But there were boxes of papers leftover from homeschooling my kids back in the 90's-early Naughties. Boxes and boxes and boxes. And boxes. I kept every paper they ever did from every school year from 1994-2002. It's daunting.
I thought to myself, "I'll have all these memories of my kids when they were little." Boxes and boxes. I threw away a whole bunch (recycled, so don't go all Mother Earth on me), but there were still some boxes left that I didn't want to get rid of quite yet, mostly because I hadn't gone through them.
So there those boxes sat outside, with the word, "SHRED" on them so I would know what to do with them. Today, it being a kind of quiet day here (unemployed, doing transcribing on the side, sitting in my pajamas), I decided I'd get started shredding. I brought one box in, set up the shredder and started.
Two hours later, I'm sitting here with a large outdoor garbage bag (you know, the green/black ones) full of shredding and the box is only half-empty. Remember, this is only the first box. There are six other boxes out on the patio waiting to be dealt with. But back to this box.
I've often wondered if anything I've kept over the years is really worth keeping. Actually, I've been wondering about that a lot since I emptied storage. I want to have good memories, I want to look at something and say, "Wasn't that adorable," or "I was so happy then." When it comes to these homeschool papers, though, I wonder, "Why in the world did I keep every damn single solitary piece of paper?"
I've kept out a few. Some drawings, some journal and story papers, one or two crafts. I'll probably have more as I move through the boxes.
Meanwhile . . . I remember organizing and finding curriculum and grading and teaching and using "The Price is Right" for math lessons and on and on. And I miss it. I don't know if I have the wherewithal to do it again, but I still look back and think maybe I didn't do so bad a job of it.

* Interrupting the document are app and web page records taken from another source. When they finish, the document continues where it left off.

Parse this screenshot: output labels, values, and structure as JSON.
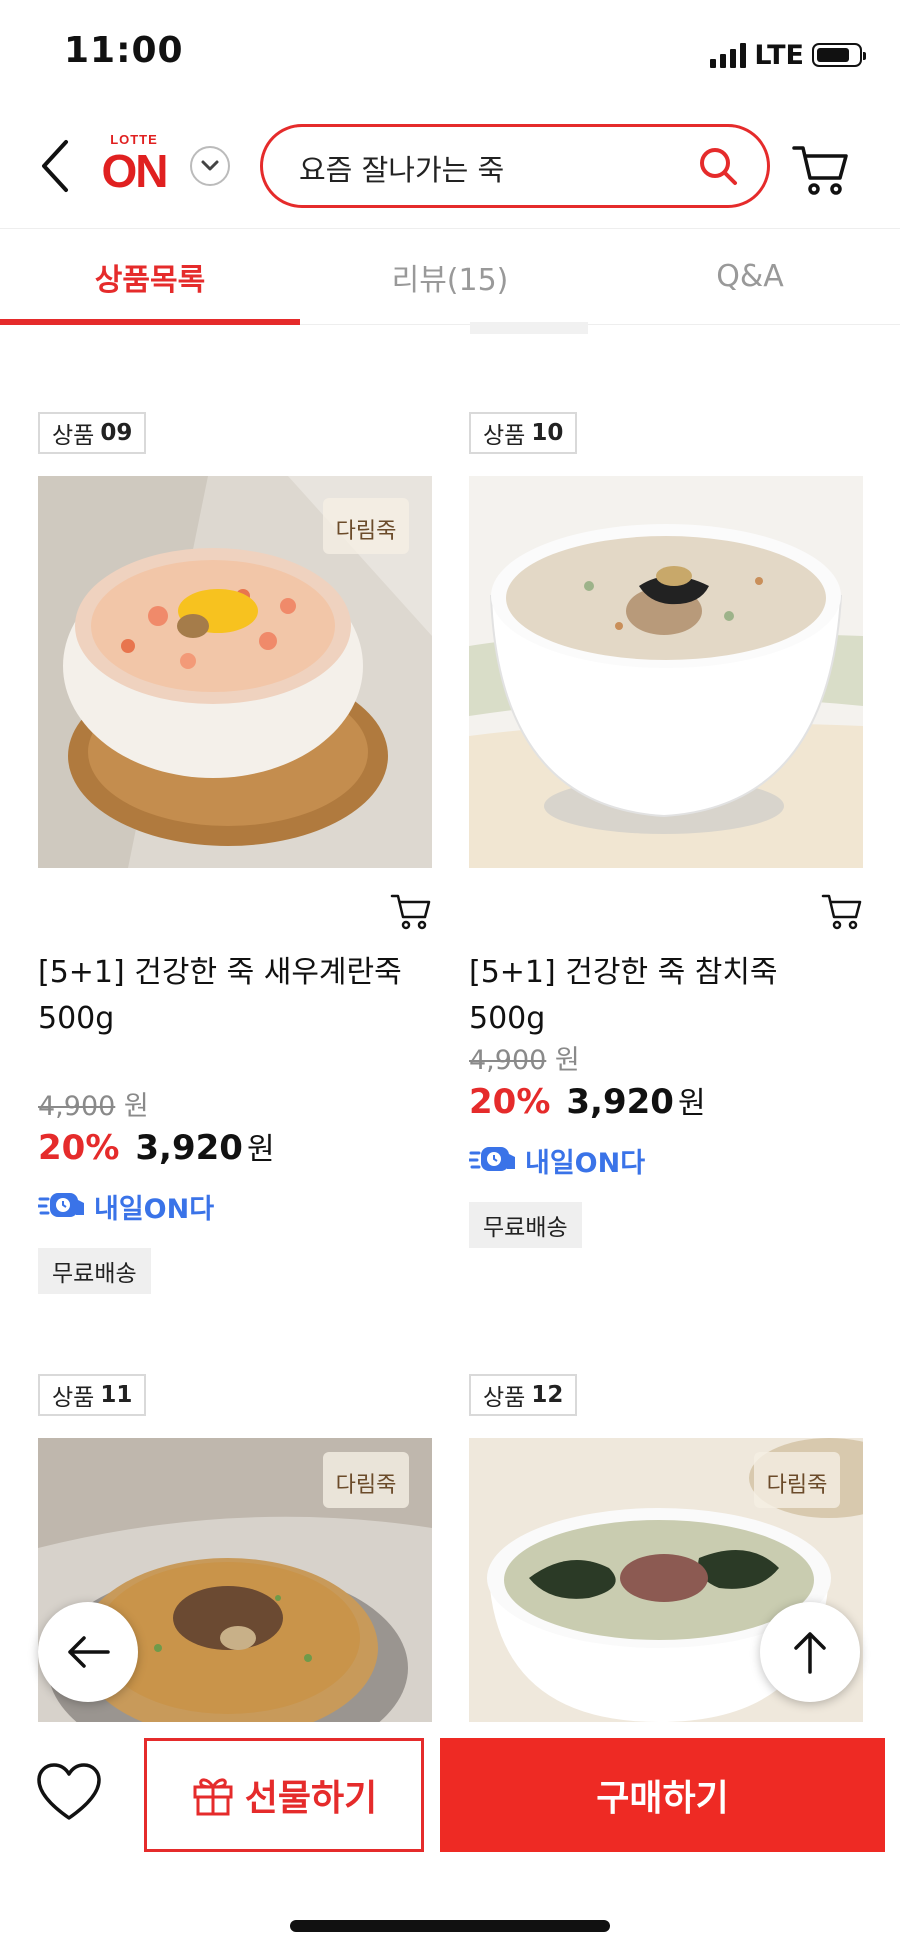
{
  "status": {
    "time": "11:00",
    "network": "LTE"
  },
  "header": {
    "logo_top": "LOTTE",
    "logo_main": "ON",
    "search_value": "요즘 잘나가는 죽"
  },
  "tabs": [
    {
      "label": "상품목록",
      "active": true
    },
    {
      "label": "리뷰(15)",
      "active": false
    },
    {
      "label": "Q&A",
      "active": false
    }
  ],
  "products": [
    {
      "badge_prefix": "상품",
      "badge_num": "09",
      "title": "[5+1] 건강한 죽 새우계란죽 500g",
      "original_price": "4,900",
      "currency": "원",
      "discount": "20%",
      "sale_price": "3,920",
      "delivery": "내일ON다",
      "shipping": "무료배송"
    },
    {
      "badge_prefix": "상품",
      "badge_num": "10",
      "title": "[5+1] 건강한 죽 참치죽 500g",
      "original_price": "4,900",
      "currency": "원",
      "discount": "20%",
      "sale_price": "3,920",
      "delivery": "내일ON다",
      "shipping": "무료배송"
    },
    {
      "badge_prefix": "상품",
      "badge_num": "11"
    },
    {
      "badge_prefix": "상품",
      "badge_num": "12"
    }
  ],
  "bottom": {
    "gift_label": "선물하기",
    "buy_label": "구매하기"
  },
  "colors": {
    "accent": "#e52b2b",
    "buy": "#ee2a24",
    "delivery_blue": "#3a73e8"
  }
}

I've taught every grade from kindergarten through 12, learned along with my kids (ASL at the local community college with my high schoolers who needed a second language), and generally had fun exploring God's world with my children.

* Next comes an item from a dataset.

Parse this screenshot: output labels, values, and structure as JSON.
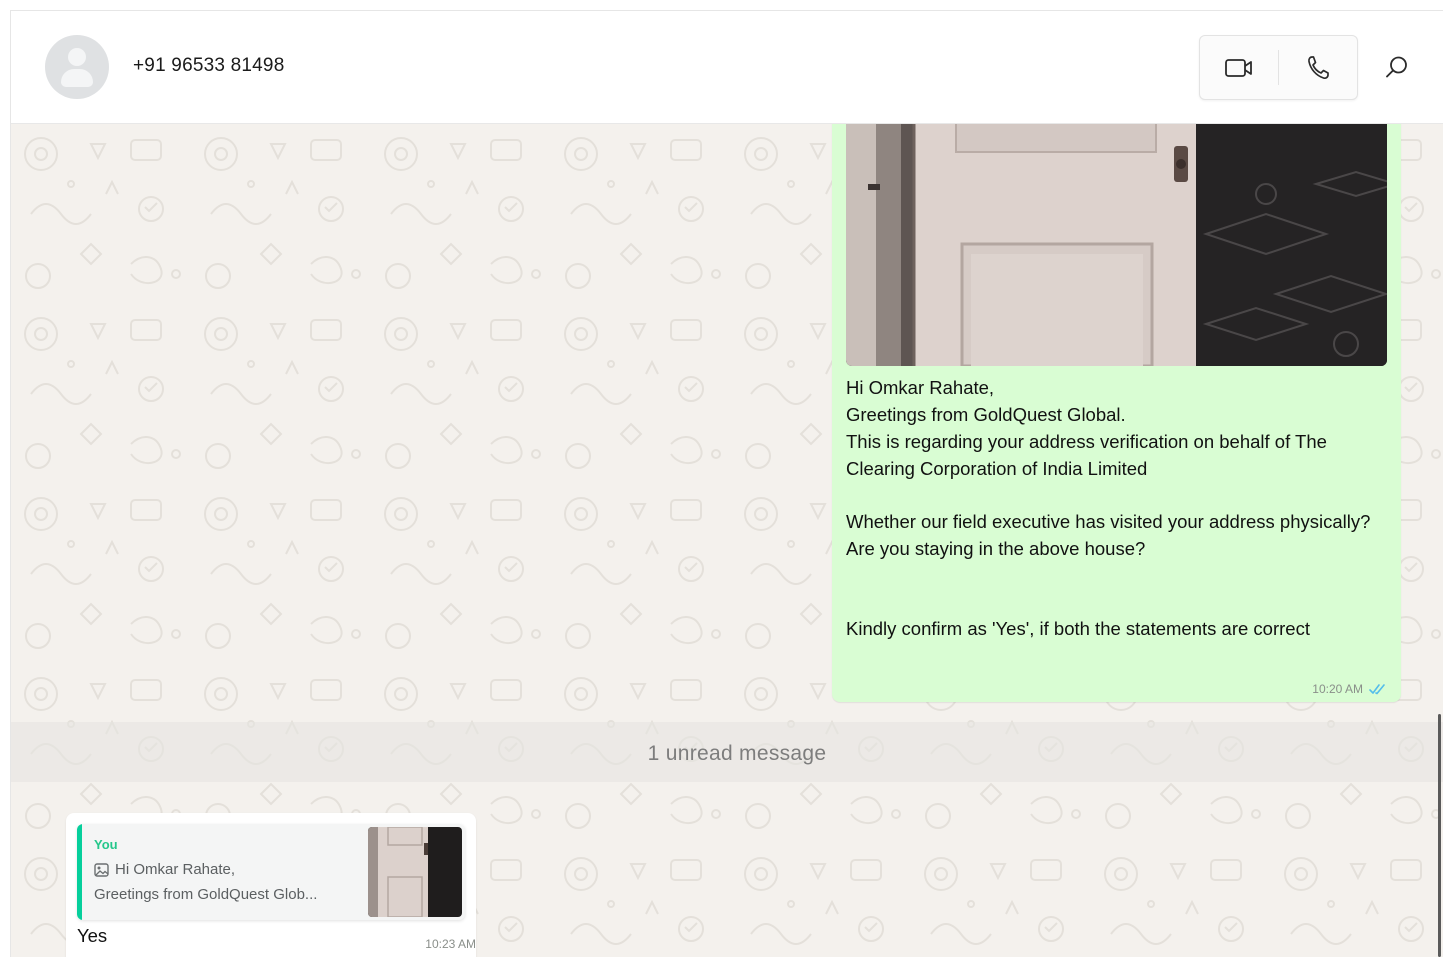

It's amazing to me that no matter what else, God keeps His hands on all of them. Oh, they might not think so, they're so grown-up and skeptical. Still, I believe that at least they are better people than I am. That's what parenting is about - make little people who are good people when they are big people. Four kids who are self-sufficient. Four kids who have goals and plans and friends and family and jobs and even faith.

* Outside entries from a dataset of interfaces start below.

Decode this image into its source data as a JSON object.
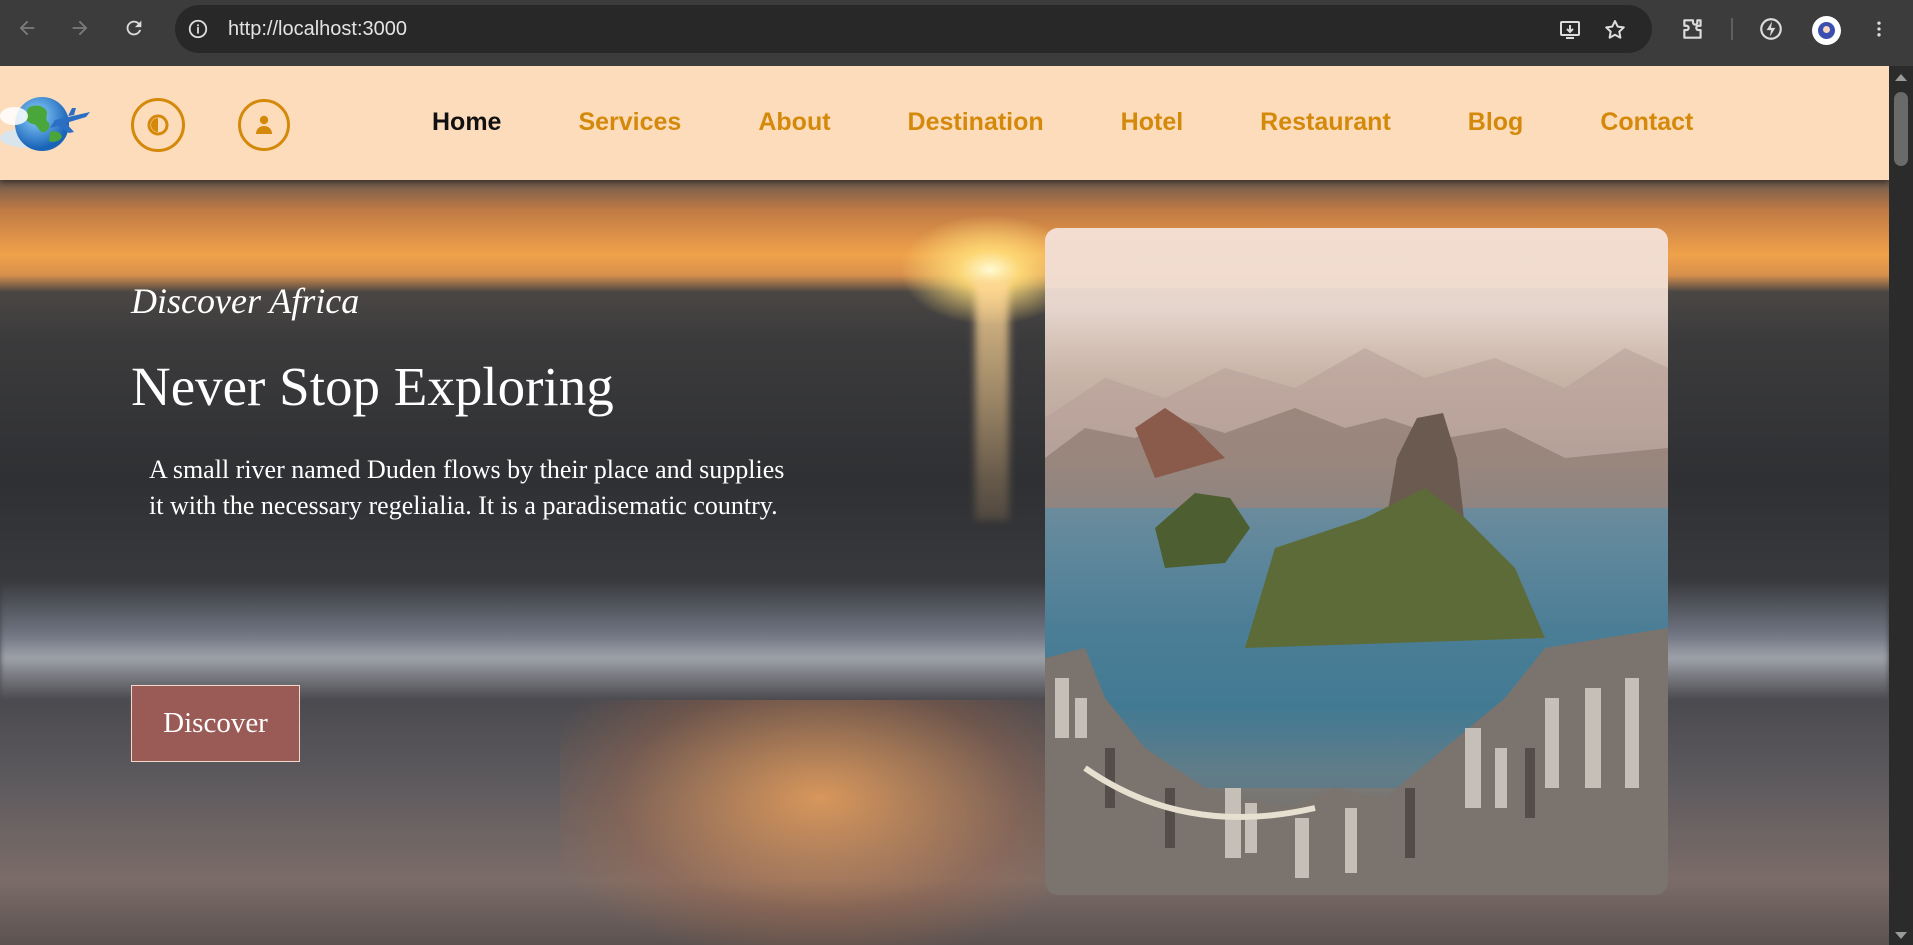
{
  "browser": {
    "url": "http://localhost:3000"
  },
  "header": {
    "nav": [
      {
        "label": "Home",
        "active": true
      },
      {
        "label": "Services",
        "active": false
      },
      {
        "label": "About",
        "active": false
      },
      {
        "label": "Destination",
        "active": false
      },
      {
        "label": "Hotel",
        "active": false
      },
      {
        "label": "Restaurant",
        "active": false
      },
      {
        "label": "Blog",
        "active": false
      },
      {
        "label": "Contact",
        "active": false
      }
    ],
    "icons": {
      "theme": "contrast-icon",
      "account": "user-icon",
      "logo": "globe-airplane-logo"
    }
  },
  "hero": {
    "eyebrow": "Discover Africa",
    "title": "Never Stop Exploring",
    "description": "A small river named Duden flows by their place and supplies it with the necessary regelialia. It is a paradisematic country.",
    "button": "Discover"
  },
  "colors": {
    "accent": "#d4890a",
    "header_bg": "#fddcbc",
    "button_bg": "#9a5a55",
    "active_nav": "#111111"
  }
}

I've had a difficult few months. More than a few, actually. But, I still believe that I was the best mom I could be, that I still am. (Those of you who disagree, please stand in THAT line over there.) If nothing else, I am so proud of all of my kids that I burst to tell people all about them. Not about how good a mom I was, but how proud I am of them.
How can I not believe that God is with them?